■ DIRECTIONS: Please say how many lines of the listing hold "likebeesmm", with no other words in the answer.

::::

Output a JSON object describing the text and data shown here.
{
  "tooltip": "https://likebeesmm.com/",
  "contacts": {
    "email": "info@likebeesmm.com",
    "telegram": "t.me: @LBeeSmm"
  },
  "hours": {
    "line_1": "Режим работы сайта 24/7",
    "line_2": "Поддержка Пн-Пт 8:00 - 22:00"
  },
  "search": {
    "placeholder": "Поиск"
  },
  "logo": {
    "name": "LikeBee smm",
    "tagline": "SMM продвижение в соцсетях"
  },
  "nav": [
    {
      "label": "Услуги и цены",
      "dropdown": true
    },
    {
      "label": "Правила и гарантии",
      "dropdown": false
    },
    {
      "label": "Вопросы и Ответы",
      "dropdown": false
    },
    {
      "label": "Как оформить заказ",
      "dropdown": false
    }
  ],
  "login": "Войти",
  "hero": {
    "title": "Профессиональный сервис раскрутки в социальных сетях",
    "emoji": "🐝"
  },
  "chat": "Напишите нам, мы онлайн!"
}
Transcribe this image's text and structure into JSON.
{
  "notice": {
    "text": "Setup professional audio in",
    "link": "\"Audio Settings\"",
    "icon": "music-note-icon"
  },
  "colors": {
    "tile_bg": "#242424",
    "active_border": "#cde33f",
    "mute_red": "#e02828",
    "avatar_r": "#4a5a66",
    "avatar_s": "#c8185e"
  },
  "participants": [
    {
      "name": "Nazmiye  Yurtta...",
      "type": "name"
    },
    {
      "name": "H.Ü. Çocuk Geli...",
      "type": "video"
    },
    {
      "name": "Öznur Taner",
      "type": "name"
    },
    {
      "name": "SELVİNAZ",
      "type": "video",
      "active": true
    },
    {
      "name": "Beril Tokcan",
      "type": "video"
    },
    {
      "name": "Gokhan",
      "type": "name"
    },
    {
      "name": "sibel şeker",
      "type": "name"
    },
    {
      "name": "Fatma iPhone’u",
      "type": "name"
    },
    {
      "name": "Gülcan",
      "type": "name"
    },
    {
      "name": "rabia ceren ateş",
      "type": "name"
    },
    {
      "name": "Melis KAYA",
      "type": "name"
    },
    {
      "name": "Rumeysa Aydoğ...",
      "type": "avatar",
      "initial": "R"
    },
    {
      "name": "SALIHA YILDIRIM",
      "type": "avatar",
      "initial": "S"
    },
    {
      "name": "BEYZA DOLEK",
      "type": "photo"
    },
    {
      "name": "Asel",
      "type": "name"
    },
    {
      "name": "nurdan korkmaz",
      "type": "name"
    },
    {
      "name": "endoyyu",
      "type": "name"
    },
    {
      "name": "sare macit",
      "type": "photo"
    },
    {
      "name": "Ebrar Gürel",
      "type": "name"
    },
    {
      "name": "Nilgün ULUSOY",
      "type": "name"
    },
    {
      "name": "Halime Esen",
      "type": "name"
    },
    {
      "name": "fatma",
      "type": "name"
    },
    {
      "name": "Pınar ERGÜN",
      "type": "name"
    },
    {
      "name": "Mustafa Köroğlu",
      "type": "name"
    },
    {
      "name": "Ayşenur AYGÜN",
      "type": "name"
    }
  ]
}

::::

■ ANSWER: 2